Like many insects, stoneflies have a successful lifecycle that dates back over 250 million years to the Permian Period and not much...
There are thousands of streams across the region where wild trout naturally reproduce as a result of ideal water conditions and the availability of food. With countless years of evolution behind them, trout have successfully learned to eat a wide variety of food sources. Even then for the trout, everything from geology to pollution influences what kind of trout food prevails in each stream. Stocked trout are no exception to this and within days when they are placed into streams instincts quickly kick in for them to key in on naturally occurring trout food.
These different types of trout foods may not only be specific to a stream, but seasonal as well. Trout are limited to what is presented to them much like many animals in the wild. Typically spring and summer offer a great abundance of food choices. Winter may only provide limited food supplies. Trout adapt to the cold water by...
Rolling thru my mayfly photos I was able to take many pictures at one of the Spring Jams two years ago. I wanted to demonstrate the differences between spinner (imago) male and female. These two coffin flies (Ephemera guttulata ) attached show these differences.
Male (left photo)
Rear claspers or forceps at the rear of the body
Eyes on a male tend to be larger and more bulbus
Female (right photo)
Short fore wing
Forceps do not exist
Smaller flatter eyes
With colder weather, many give up on angling, but with the fall clean-up finished it can be a good time to explore new fly fishing opportunities. December is the time to get a new fishing license and break out a map.

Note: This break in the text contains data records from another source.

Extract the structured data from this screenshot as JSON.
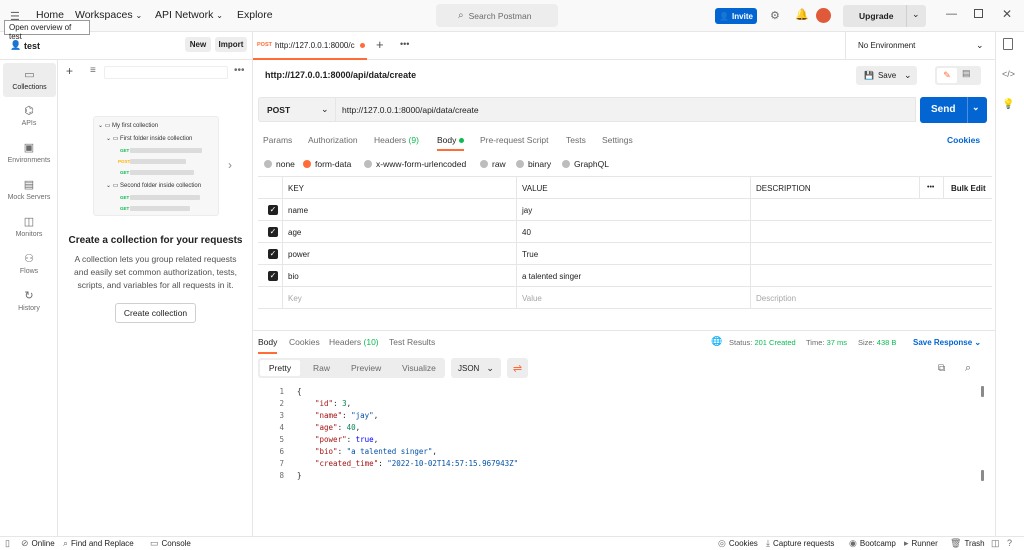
{
  "topbar": {
    "nav": [
      "Home",
      "Workspaces",
      "API Network",
      "Explore"
    ],
    "search_placeholder": "Search Postman",
    "invite_label": "Invite",
    "upgrade_label": "Upgrade",
    "tooltip": "Open overview of test"
  },
  "workspace": {
    "name": "test",
    "new_label": "New",
    "import_label": "Import"
  },
  "rail": [
    {
      "label": "Collections",
      "icon": "collections-icon",
      "active": true
    },
    {
      "label": "APIs",
      "icon": "apis-icon"
    },
    {
      "label": "Environments",
      "icon": "environments-icon"
    },
    {
      "label": "Mock Servers",
      "icon": "mock-servers-icon"
    },
    {
      "label": "Monitors",
      "icon": "monitors-icon"
    },
    {
      "label": "Flows",
      "icon": "flows-icon"
    },
    {
      "label": "History",
      "icon": "history-icon"
    }
  ],
  "empty_state": {
    "illustration": {
      "collection": "My first collection",
      "folder1": "First folder inside collection",
      "folder2": "Second folder inside collection",
      "get": "GET",
      "post": "POST"
    },
    "title": "Create a collection for your requests",
    "description": "A collection lets you group related requests and easily set common authorization, tests, scripts, and variables for all requests in it.",
    "button": "Create collection"
  },
  "tab": {
    "method": "POST",
    "title": "http://127.0.0.1:8000/c"
  },
  "environment": "No Environment",
  "request": {
    "title": "http://127.0.0.1:8000/api/data/create",
    "save_label": "Save",
    "method": "POST",
    "url": "http://127.0.0.1:8000/api/data/create",
    "send_label": "Send",
    "tabs": [
      "Params",
      "Authorization",
      "Headers",
      "Body",
      "Pre-request Script",
      "Tests",
      "Settings"
    ],
    "headers_count": "(9)",
    "cookies_link": "Cookies",
    "body_types": [
      "none",
      "form-data",
      "x-www-form-urlencoded",
      "raw",
      "binary",
      "GraphQL"
    ],
    "table": {
      "headers": [
        "KEY",
        "VALUE",
        "DESCRIPTION"
      ],
      "bulk_edit": "Bulk Edit",
      "rows": [
        {
          "key": "name",
          "value": "jay"
        },
        {
          "key": "age",
          "value": "40"
        },
        {
          "key": "power",
          "value": "True"
        },
        {
          "key": "bio",
          "value": "a talented singer"
        }
      ],
      "placeholder": {
        "key": "Key",
        "value": "Value",
        "description": "Description"
      }
    }
  },
  "response": {
    "tabs": [
      "Body",
      "Cookies",
      "Headers",
      "Test Results"
    ],
    "headers_count": "(10)",
    "status_label": "Status:",
    "status_value": "201 Created",
    "time_label": "Time:",
    "time_value": "37 ms",
    "size_label": "Size:",
    "size_value": "438 B",
    "save_response": "Save Response",
    "view_tabs": [
      "Pretty",
      "Raw",
      "Preview",
      "Visualize"
    ],
    "format": "JSON",
    "line_numbers": [
      "1",
      "2",
      "3",
      "4",
      "5",
      "6",
      "7",
      "8"
    ],
    "code": {
      "open": "{",
      "close": "}",
      "id_key": "\"id\"",
      "id_val": "3",
      "name_key": "\"name\"",
      "name_val": "\"jay\"",
      "age_key": "\"age\"",
      "age_val": "40",
      "power_key": "\"power\"",
      "power_val": "true",
      "bio_key": "\"bio\"",
      "bio_val": "\"a talented singer\"",
      "ct_key": "\"created_time\"",
      "ct_val": "\"2022-10-02T14:57:15.967943Z\""
    }
  },
  "statusbar": {
    "online": "Online",
    "find_replace": "Find and Replace",
    "console": "Console",
    "cookies": "Cookies",
    "capture": "Capture requests",
    "bootcamp": "Bootcamp",
    "runner": "Runner",
    "trash": "Trash"
  },
  "colors": {
    "accent": "#ff6c37",
    "primary": "#0265d2",
    "success": "#0cbb52"
  }
}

No secrets, but there are plenty of streams across the region that are open year-round that are often stocked in the fall or have naturally reproducing trout. Some really good opportunities can be found in the limestone spring feed streams too. They generally hold good water temperatures and some of the more challenging fly fishing opportunities. Take a little time and do some research for something new there are plenty of places to explore here in the forums!

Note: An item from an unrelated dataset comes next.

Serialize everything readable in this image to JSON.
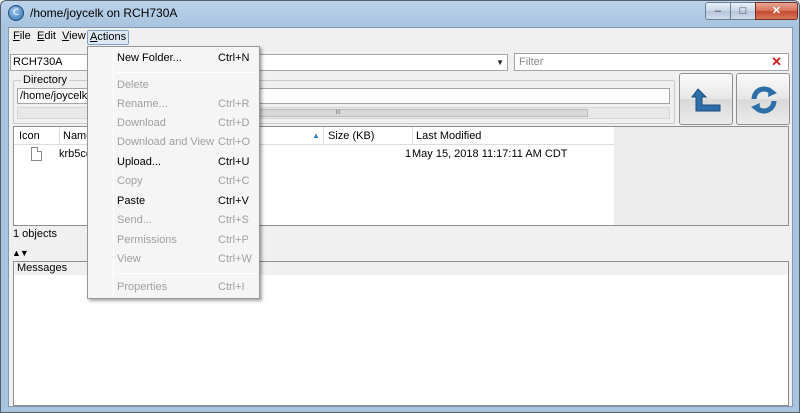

Any day works as compared to moving your old soccer trophies in the...
Where Can I Fly Fish? This is one of the more popular questions asked on Paflyfish. Truthfully the answer is bigger than the question and one worth exploring. There are hundreds of fantastic streams for all types of anglers in the region. A little homework will yield you your own personal hot spots.

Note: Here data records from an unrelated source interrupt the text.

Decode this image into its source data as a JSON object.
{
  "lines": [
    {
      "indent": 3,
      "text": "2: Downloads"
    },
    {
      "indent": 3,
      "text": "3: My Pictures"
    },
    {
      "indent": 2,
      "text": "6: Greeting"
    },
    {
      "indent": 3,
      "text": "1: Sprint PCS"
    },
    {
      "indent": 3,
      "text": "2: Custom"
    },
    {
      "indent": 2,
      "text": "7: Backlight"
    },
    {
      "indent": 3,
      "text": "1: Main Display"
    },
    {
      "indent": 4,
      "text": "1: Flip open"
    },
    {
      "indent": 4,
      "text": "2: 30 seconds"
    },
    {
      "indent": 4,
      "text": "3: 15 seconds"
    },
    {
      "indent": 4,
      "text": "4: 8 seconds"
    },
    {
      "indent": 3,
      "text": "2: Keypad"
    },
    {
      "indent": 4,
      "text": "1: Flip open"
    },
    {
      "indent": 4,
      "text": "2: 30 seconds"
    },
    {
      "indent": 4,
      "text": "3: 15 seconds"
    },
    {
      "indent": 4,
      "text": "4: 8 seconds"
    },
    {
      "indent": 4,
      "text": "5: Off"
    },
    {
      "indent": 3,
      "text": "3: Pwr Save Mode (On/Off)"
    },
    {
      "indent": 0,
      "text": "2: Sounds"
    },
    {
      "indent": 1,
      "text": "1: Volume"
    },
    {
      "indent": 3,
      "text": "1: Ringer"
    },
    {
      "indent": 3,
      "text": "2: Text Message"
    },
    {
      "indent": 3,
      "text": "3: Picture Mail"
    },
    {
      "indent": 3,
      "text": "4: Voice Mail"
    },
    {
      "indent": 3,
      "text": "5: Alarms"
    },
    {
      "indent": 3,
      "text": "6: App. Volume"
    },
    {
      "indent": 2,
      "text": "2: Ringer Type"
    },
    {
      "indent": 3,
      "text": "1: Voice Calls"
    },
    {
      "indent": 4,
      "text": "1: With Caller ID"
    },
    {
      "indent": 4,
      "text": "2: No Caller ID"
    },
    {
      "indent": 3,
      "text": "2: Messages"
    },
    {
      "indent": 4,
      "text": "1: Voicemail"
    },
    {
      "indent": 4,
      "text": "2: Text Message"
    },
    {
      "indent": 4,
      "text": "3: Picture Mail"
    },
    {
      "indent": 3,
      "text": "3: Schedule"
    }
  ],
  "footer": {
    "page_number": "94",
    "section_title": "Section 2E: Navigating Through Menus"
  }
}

The spectrum of opportunities is pretty remarkable. Generally, you can find streams across the state stocked with millions of trout every year by the Pennsylvania Fish and Boat Commission (PFBC). There are hundreds of miles of fragile backwoods waterways with native wild brook trout. There are magnificent-looking streams teaming with natural reproducing brown trout. To add to the opportunity, the region is blessed with a mix of freestone and limestone streams with a wide variety of aquatic life that trout thrive on. Every part of the state has its own unique waterways.
Fall fly fishing in the region offers plenty of great opportunities. The cooler weather offers anglers some solitude of fly fishing while many are caught up with other fall activities. A little bit of preparation can be a rewarding opportunity for those who can make the time.
Reproduction plays an important part of the trout lifecycle during the fall months for both brook and brown trout. Brook trout, native to the US, usually begin to spawn from late September through October. Brown trout typically start spawning in October through late November. I have seen this go later too.
During the spawn coloring on the trout will intensify especially in the males. Females will often create gravel beds for the fertilized eggs called redds. It is very important to be careful of these sections on streams when you see redds and not to kick them up when walking. Probably best...